  2. Capacity to Cover Large Losses: Reinsurance increases an insurance company’s capacity to underwrite more policies and cover large-scale losses. This is especially important in areas prone to natural disasters. Without reinsurance, these companies might not be able to offer coverage or might charge prohibitively high premiums.
  3. Prevention of Insolvency: In the case of an unexpected or catastrophic event, reinsurance helps prevent the primary insurance company from becoming insolvent. This is crucial for homeowners, as it ensures that their claims will be paid even if the insurer faces a barrage of claims (like after a natural disaster).
  4. Influences Policy Terms and Coverage Limits: Reinsurance agreements might influence the terms, coverage limits, and types of policies that an insurance company offers to homeowners. Some reinsurance contracts have specific requirements or exclusions that can trickle down to the policies sold to homeowners.
  5. Global Market Impact: Since reinsurance is often a global market, events around the world can affect local insurance markets. For example, a series of catastrophic events worldwide can tighten reinsurance availability, influencing the cost and terms of homeowners insurance in different regions.

In summary, reinsurance plays a vital role in the homeowners insurance market by providing financial stability and risk management for insurance companies.
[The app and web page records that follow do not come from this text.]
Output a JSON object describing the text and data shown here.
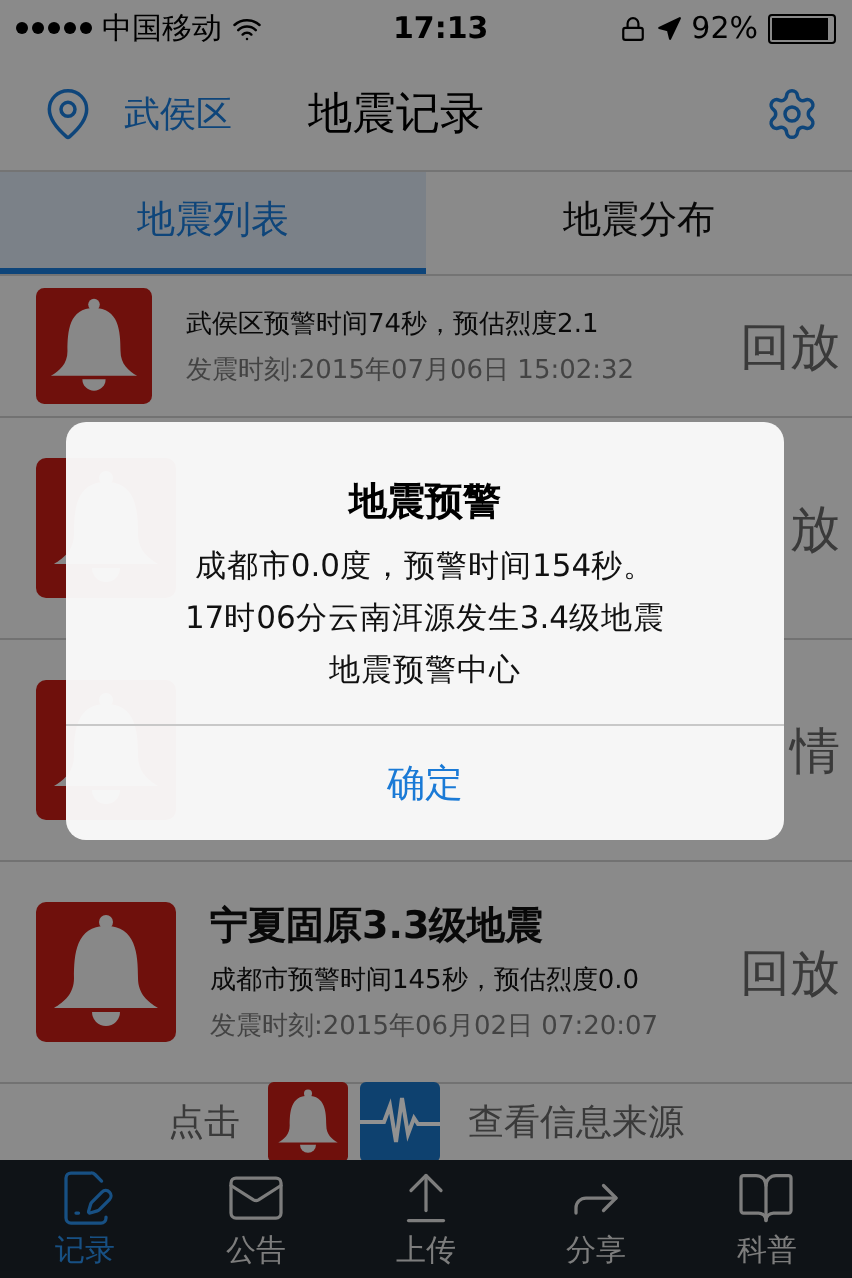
{
  "status_bar": {
    "carrier": "中国移动",
    "time": "17:13",
    "battery": "92%"
  },
  "nav": {
    "location": "武侯区",
    "title": "地震记录"
  },
  "tabs": [
    {
      "label": "地震列表",
      "selected": true
    },
    {
      "label": "地震分布",
      "selected": false
    }
  ],
  "rows": [
    {
      "subtitle": "武侯区预警时间74秒，预估烈度2.1",
      "time": "发震时刻:2015年07月06日 15:02:32",
      "action": "回放"
    },
    {
      "action": "放"
    },
    {
      "action": "情"
    },
    {
      "title": "宁夏固原3.3级地震",
      "subtitle": "成都市预警时间145秒，预估烈度0.0",
      "time": "发震时刻:2015年06月02日 07:20:07",
      "action": "回放"
    }
  ],
  "hint": {
    "before": "点击",
    "after": "查看信息来源"
  },
  "dialog": {
    "title": "地震预警",
    "lines": [
      "成都市0.0度，预警时间154秒。",
      "17时06分云南洱源发生3.4级地震",
      "地震预警中心"
    ],
    "button": "确定"
  },
  "bottom_tabs": [
    {
      "label": "记录",
      "selected": true
    },
    {
      "label": "公告",
      "selected": false
    },
    {
      "label": "上传",
      "selected": false
    },
    {
      "label": "分享",
      "selected": false
    },
    {
      "label": "科普",
      "selected": false
    }
  ]
}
This, in turn, affects the pricing, availability, and terms of insurance policies available to homeowners. By spreading the risk, reinsurance ensures that insurance companies can remain solvent and continue to provide coverage, even in the face of large-scale claims. Reinsurance is the mechanism that allows a thriving homeowners insurance marketplace despite the high risks of severe events.